The work paid off, as Catanzaro was named the Eastern College Athletic Conference Gymnast of the Year and the NCAA Southeast Regional Gymnast of the Year. Chliszczyk called the latter Catanzaro's greatest accomplishment in the program.

"That's voted on by the head coaches in the region, and our region is very strong," she said. "She was up against Olympians for that award."

After college, Catanzaro began researching "American Ninja Warrior." (Years before, she often watched the original Japanese version with her dad.)

"Once I graduated, I was like, 'I've done gymnastics my entire life. I need something to fill this hole that's going to be there now,'" Catanzaro said. "I was watching 'Ninja Warrior' on TV and I was like, 'This is what I need to do next.'"

She started to interact with the show's community, and eventually met her coach and now-boyfriend, Brent Steffensen. Steffensen, who is one of the most successful competitors in the show's six-season history, trained Catanzaro in a Texas warehouse filled with replicas of "American Ninja Warrior" obstacles.


In May, Catanzaro was ready for the bright lights of network TV. First, she became the first woman to climb the 14-foot "Warped Wall." Then, at the regional finals in Dallas, Catanzaro made national headlines as the first woman to complete the course and qualify for the national finals in Las Vegas.

"I've seen greatness during my NFL career ... and I've been in awe of people, but I've really been in awe of Kacy," said the show's co-host Akbar Gbaja-Biamila, during her Dallas run. "This girl is not human!"

Although Catanzaro failed to complete the Las Vegas finals' four-stage course modeled after the Japan show's Mount Midoriyama (the walls of the Jumping Spider obstacle were too far apart for Catanzaro to gain the footing required to suspend herself in air), she has no intention to stop competing on the show.

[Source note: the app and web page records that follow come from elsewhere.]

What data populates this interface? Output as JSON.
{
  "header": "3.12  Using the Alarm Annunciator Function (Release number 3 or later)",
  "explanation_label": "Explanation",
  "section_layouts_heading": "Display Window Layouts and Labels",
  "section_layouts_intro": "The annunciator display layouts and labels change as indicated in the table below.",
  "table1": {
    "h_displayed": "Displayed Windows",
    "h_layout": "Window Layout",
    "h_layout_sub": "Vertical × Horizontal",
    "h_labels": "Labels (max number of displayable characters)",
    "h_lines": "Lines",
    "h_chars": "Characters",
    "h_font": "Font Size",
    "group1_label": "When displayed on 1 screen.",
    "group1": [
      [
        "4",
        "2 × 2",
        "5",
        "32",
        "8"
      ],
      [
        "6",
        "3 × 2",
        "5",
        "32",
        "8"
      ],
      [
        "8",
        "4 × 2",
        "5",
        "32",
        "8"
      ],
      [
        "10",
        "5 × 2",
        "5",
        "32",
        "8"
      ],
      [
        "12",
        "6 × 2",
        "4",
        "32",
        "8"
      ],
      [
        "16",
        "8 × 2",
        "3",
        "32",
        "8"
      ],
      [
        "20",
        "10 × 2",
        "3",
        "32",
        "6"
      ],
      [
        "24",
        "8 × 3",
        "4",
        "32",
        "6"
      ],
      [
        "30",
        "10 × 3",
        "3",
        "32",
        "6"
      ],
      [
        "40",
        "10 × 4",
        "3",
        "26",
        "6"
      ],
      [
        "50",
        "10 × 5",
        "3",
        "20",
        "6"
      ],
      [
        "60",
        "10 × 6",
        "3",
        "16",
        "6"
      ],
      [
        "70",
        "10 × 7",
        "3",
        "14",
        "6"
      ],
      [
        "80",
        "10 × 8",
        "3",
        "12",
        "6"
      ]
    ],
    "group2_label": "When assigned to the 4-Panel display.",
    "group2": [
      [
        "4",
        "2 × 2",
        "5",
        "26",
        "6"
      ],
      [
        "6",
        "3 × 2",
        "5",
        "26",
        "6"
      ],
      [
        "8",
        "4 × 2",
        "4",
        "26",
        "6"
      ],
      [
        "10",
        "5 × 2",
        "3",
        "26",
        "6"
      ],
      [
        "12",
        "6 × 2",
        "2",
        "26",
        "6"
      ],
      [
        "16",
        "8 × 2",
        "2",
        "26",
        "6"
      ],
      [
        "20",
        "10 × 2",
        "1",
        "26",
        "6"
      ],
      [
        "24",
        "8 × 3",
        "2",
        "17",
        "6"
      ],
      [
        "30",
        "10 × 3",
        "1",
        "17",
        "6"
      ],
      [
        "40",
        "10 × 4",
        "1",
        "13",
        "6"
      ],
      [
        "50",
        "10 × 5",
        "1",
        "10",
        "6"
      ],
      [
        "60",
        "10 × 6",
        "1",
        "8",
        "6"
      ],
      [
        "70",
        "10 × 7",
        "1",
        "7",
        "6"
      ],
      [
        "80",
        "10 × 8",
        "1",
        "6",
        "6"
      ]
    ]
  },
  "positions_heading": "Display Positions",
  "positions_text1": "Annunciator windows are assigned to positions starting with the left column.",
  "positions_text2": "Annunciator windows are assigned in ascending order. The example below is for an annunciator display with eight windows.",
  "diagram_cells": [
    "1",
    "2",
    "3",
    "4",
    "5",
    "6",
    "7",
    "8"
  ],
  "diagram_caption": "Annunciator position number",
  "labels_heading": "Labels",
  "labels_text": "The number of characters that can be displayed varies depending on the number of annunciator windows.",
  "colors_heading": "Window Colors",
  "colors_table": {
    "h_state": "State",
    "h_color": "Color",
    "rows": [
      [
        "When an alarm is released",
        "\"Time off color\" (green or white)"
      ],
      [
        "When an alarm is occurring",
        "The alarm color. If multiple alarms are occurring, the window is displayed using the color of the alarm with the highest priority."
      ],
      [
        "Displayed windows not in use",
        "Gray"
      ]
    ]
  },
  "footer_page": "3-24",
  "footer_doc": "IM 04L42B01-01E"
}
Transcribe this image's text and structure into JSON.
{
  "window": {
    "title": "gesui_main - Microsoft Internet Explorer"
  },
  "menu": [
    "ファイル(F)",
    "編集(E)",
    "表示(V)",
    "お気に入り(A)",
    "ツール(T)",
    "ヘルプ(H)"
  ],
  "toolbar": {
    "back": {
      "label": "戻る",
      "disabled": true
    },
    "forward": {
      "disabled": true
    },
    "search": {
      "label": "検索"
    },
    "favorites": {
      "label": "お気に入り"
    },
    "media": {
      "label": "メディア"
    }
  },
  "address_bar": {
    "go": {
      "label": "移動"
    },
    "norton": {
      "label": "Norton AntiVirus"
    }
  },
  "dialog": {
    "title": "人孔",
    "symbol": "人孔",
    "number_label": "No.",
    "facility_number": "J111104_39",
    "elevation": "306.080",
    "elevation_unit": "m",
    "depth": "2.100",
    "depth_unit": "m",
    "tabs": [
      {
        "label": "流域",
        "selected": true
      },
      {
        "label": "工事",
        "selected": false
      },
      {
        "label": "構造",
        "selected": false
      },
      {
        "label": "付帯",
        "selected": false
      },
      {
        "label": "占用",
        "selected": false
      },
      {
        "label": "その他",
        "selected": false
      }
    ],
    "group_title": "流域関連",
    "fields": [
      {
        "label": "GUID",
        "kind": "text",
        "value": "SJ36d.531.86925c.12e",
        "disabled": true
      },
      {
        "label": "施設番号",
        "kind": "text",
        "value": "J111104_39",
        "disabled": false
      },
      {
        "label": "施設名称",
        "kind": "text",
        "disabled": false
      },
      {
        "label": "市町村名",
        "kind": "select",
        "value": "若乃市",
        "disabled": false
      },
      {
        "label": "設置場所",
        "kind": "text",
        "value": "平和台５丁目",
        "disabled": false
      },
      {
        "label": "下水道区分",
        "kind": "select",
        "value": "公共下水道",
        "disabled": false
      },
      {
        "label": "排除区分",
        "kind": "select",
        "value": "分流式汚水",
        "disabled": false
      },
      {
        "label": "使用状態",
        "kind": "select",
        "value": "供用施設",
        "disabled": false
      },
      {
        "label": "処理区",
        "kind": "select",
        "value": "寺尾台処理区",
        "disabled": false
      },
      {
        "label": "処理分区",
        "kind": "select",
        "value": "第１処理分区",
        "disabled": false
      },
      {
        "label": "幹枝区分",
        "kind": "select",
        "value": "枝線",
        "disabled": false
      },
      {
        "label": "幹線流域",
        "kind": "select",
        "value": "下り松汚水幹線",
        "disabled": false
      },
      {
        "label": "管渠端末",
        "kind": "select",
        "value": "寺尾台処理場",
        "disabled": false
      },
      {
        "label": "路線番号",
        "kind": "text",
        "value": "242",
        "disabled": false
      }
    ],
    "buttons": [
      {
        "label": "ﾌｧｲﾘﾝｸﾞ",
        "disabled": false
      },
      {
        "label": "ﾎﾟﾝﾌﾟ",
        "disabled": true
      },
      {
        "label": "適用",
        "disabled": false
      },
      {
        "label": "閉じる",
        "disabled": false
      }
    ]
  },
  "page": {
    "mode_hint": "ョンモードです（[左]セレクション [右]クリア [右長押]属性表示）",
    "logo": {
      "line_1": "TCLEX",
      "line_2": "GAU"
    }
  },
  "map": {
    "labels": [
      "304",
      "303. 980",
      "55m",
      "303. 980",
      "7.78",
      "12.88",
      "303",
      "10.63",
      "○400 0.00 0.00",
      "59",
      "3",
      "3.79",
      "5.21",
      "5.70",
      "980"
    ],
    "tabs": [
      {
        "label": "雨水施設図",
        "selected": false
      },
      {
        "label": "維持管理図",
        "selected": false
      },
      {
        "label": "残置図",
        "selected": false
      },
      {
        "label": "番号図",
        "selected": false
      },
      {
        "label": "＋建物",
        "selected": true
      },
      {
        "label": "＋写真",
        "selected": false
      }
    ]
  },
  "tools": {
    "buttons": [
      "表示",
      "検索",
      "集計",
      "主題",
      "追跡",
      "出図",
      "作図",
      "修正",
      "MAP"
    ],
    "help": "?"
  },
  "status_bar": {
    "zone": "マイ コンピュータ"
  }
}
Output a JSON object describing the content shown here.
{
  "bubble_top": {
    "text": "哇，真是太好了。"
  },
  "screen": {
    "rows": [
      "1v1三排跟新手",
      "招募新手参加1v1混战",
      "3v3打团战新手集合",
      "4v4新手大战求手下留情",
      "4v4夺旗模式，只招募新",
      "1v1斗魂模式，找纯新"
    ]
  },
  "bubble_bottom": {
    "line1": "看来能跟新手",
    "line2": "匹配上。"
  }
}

"I'll definitely be competing on ["American Ninja Warrior"] as long as they keep taking me back," Catanzaro said. "The ultimate goal is to get to the top of that mountain."

Other shows may have taken notice of Catanzaro as well. On Thursday, she'll be a featured guest on "The Ellen DeGeneres Show." Recently, rumors spread online that she would be on the latest cast of "Dancing With the Stars." It did not turn out to be true, but Catanzaro seemed excited by the idea.

"I was definitely on their wishlist of people they would like to have on there," she said. "I heard that this season is all filled up ... but hopefully in future seasons [because] it's definitely something I'd love to do."

With her newfound fame, Catanzaro hopes to inspire others to exercise and eat right. Her friend and former Towson gymnastics teammate Nicolette Vignola said that supportive nature has always been Catanzaro's driving force. She recalled receiving a group text message from Catanzaro, then a senior, inviting her and the freshmen teammates to dinner in order to get to know one another better.

"She might have been the smallest, but she was probably one of the loudest on our team," Vignola said. "If you were struggling with something, during practice even, she would come up to whatever event you were on and be there standing next to you, in your ear, really encouraging you."

Catanzaro, who lives in Texas, said she would like to become a motivational speaker. She said she often receives messages online from viewers inspired by her story.

"It's kind of broken the barrier like, 'Hey, girls are up here, too, and they're kicking butt as well.'

"I get messages on Twitter and it's like, 'I wasn't going to work out today, and then I watched your video' or 'I had this surgery two years ago, and I haven't worked out, and now I'm going to' ... things like that are really improving people's lives because they're inspired by this. That really touches me the most," she said.